WORK TASK:
Within the data below, find the string "icon" and return each line where it occurs.

(Stored data)
☆ ☆ ☆ ☆
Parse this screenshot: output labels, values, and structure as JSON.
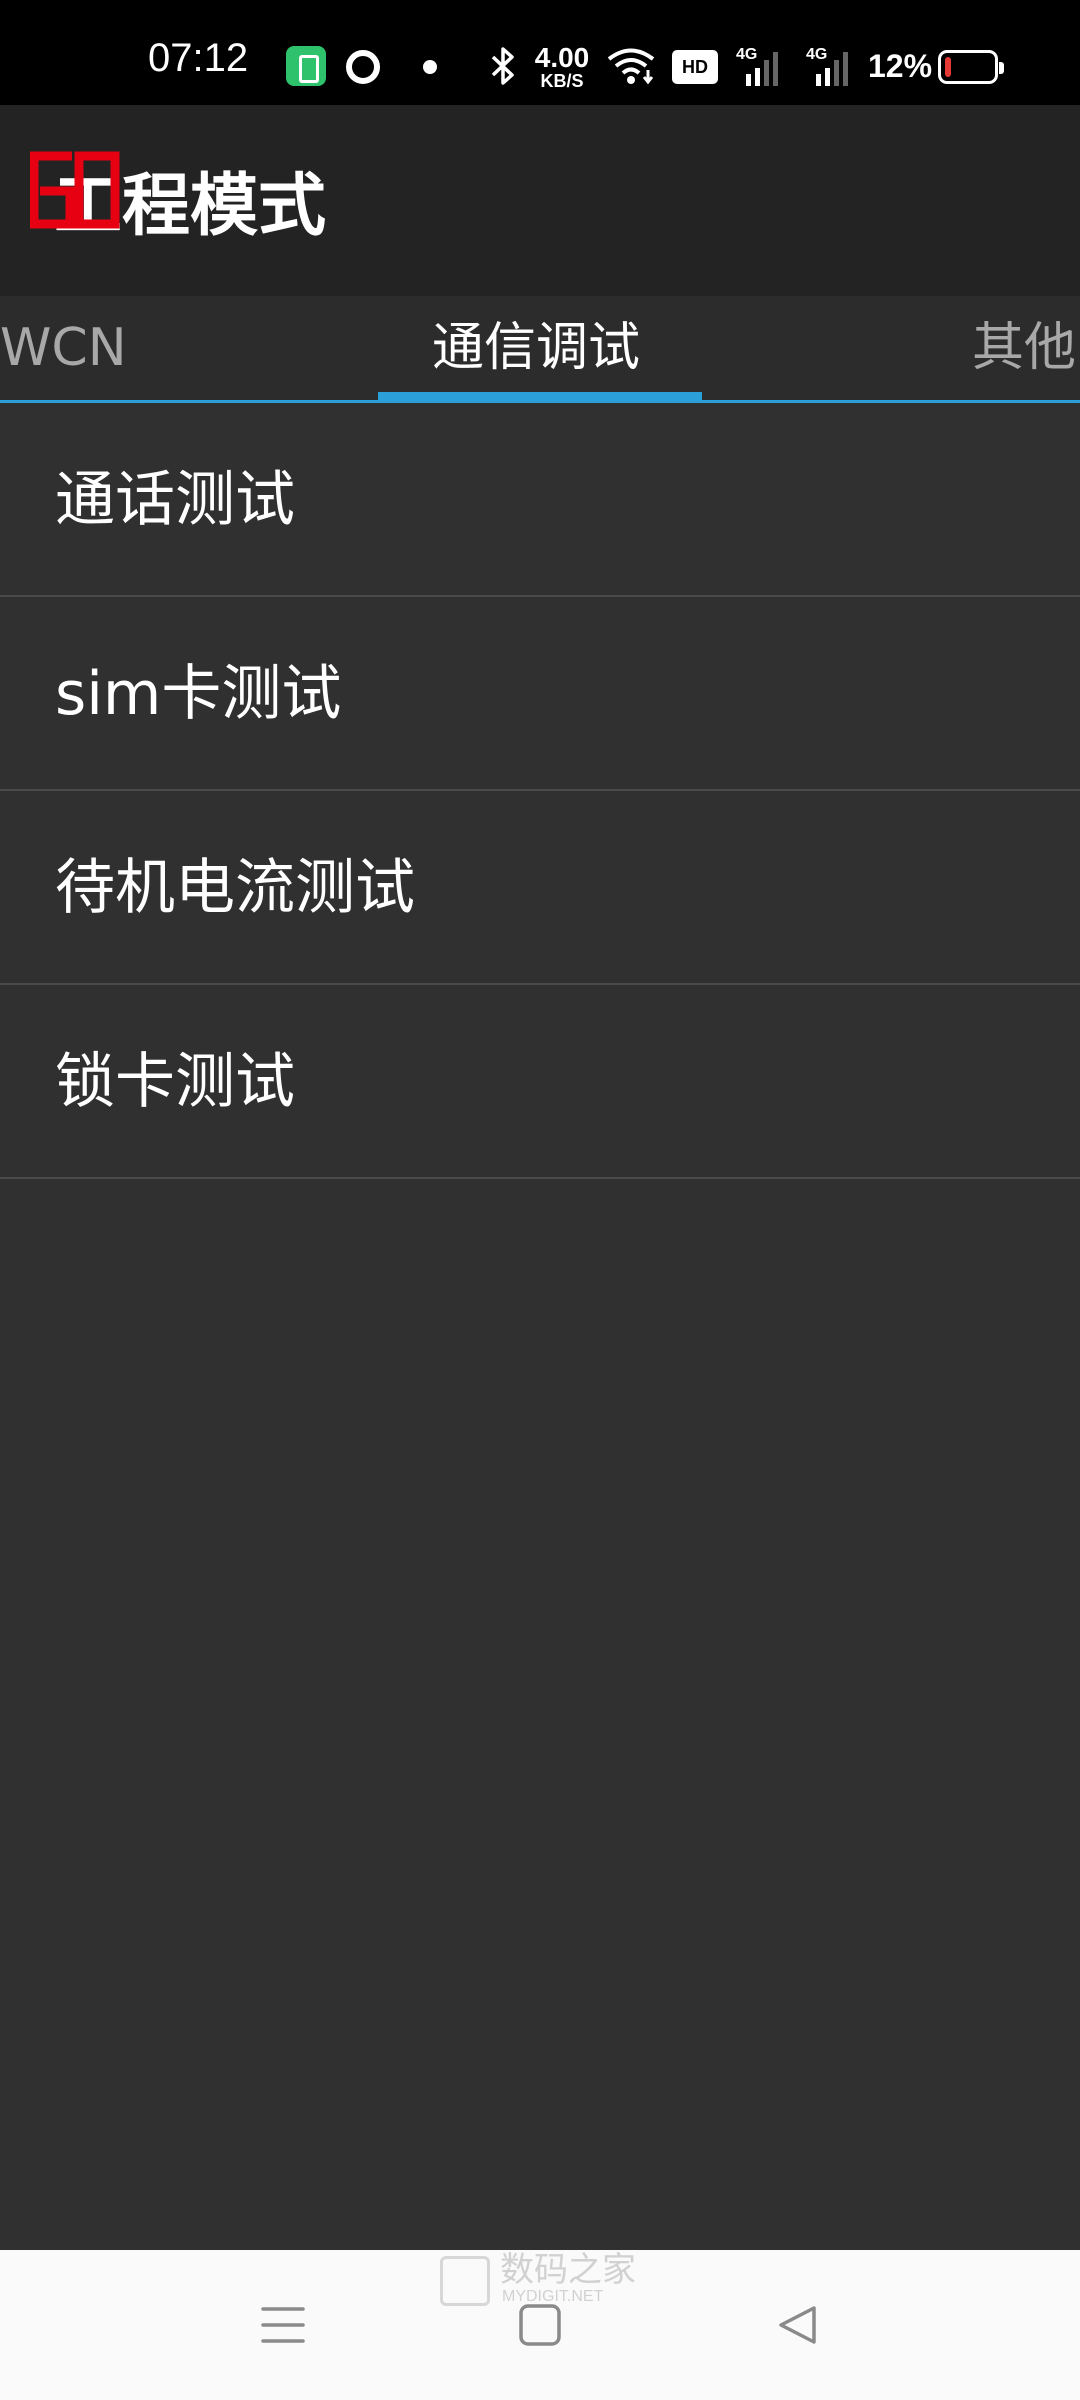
{
  "status_bar": {
    "time": "07:12",
    "net_speed_value": "4.00",
    "net_speed_unit": "KB/S",
    "hd_label": "HD",
    "sim1_label": "4G",
    "sim2_label": "4G",
    "battery_percent": "12%",
    "battery_level": 0.12
  },
  "app_bar": {
    "title": "工程模式",
    "logo_color": "#e60012"
  },
  "tabs": [
    {
      "label": "WCN",
      "selected": false
    },
    {
      "label": "通信调试",
      "selected": true
    },
    {
      "label": "其他",
      "selected": false
    }
  ],
  "list": {
    "items": [
      {
        "label": "通话测试"
      },
      {
        "label": "sim卡测试"
      },
      {
        "label": "待机电流测试"
      },
      {
        "label": "锁卡测试"
      }
    ]
  },
  "watermark": {
    "text": "数码之家",
    "subtext": "MYDIGIT.NET"
  },
  "nav_bar": {
    "menu_icon": "menu-icon",
    "home_icon": "home-icon",
    "back_icon": "back-icon"
  },
  "colors": {
    "accent": "#2a9fd8",
    "background": "#303030",
    "app_bar": "#232323"
  }
}
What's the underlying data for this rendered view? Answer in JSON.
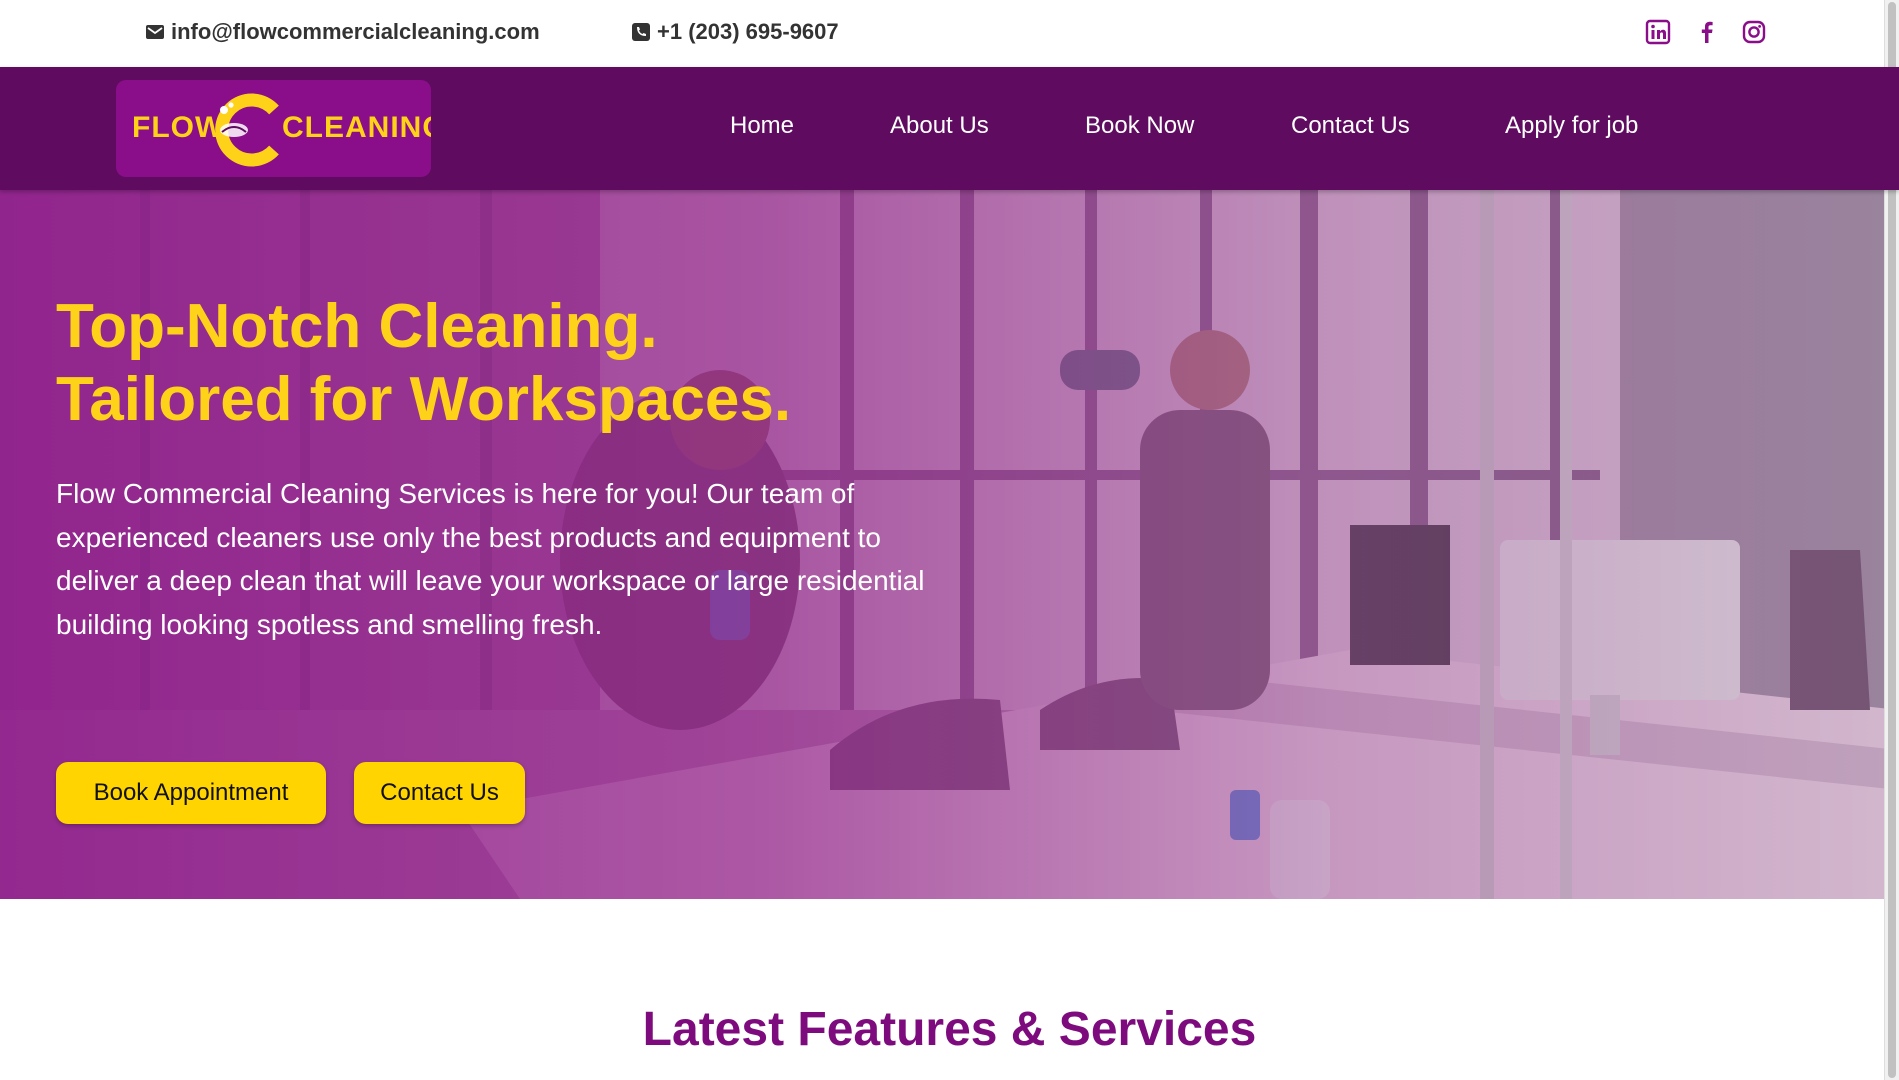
{
  "topbar": {
    "email": "info@flowcommercialcleaning.com",
    "phone": "+1 (203) 695-9607",
    "socials": [
      {
        "name": "linkedin-icon"
      },
      {
        "name": "facebook-icon"
      },
      {
        "name": "instagram-icon"
      }
    ]
  },
  "brand": {
    "logo_left": "FLOW",
    "logo_right": "CLEANING",
    "colors": {
      "primary": "#5f0b5f",
      "accent": "#ffd21a",
      "logo_bg": "#8a0d8a",
      "heading": "#7d0b7d"
    }
  },
  "nav": {
    "items": [
      {
        "label": "Home"
      },
      {
        "label": "About Us"
      },
      {
        "label": "Book Now"
      },
      {
        "label": "Contact Us"
      },
      {
        "label": "Apply for job"
      }
    ]
  },
  "hero": {
    "title_line1": "Top-Notch Cleaning.",
    "title_line2": "Tailored for Workspaces.",
    "description": "Flow Commercial Cleaning Services is here for you! Our team of experienced cleaners use only the best products and equipment to deliver a deep clean that will leave your workspace or large residential building looking spotless and smelling fresh.",
    "primary_button": "Book Appointment",
    "secondary_button": "Contact Us"
  },
  "features": {
    "title": "Latest Features & Services"
  }
}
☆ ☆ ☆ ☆
OUTPUT BELOW:
    "menu_icon": "menu-icon",
    "home_icon": "home-icon",
    "back_icon": "back-icon"
        "name": "linkedin-icon"
        "name": "facebook-icon"
        "name": "instagram-icon"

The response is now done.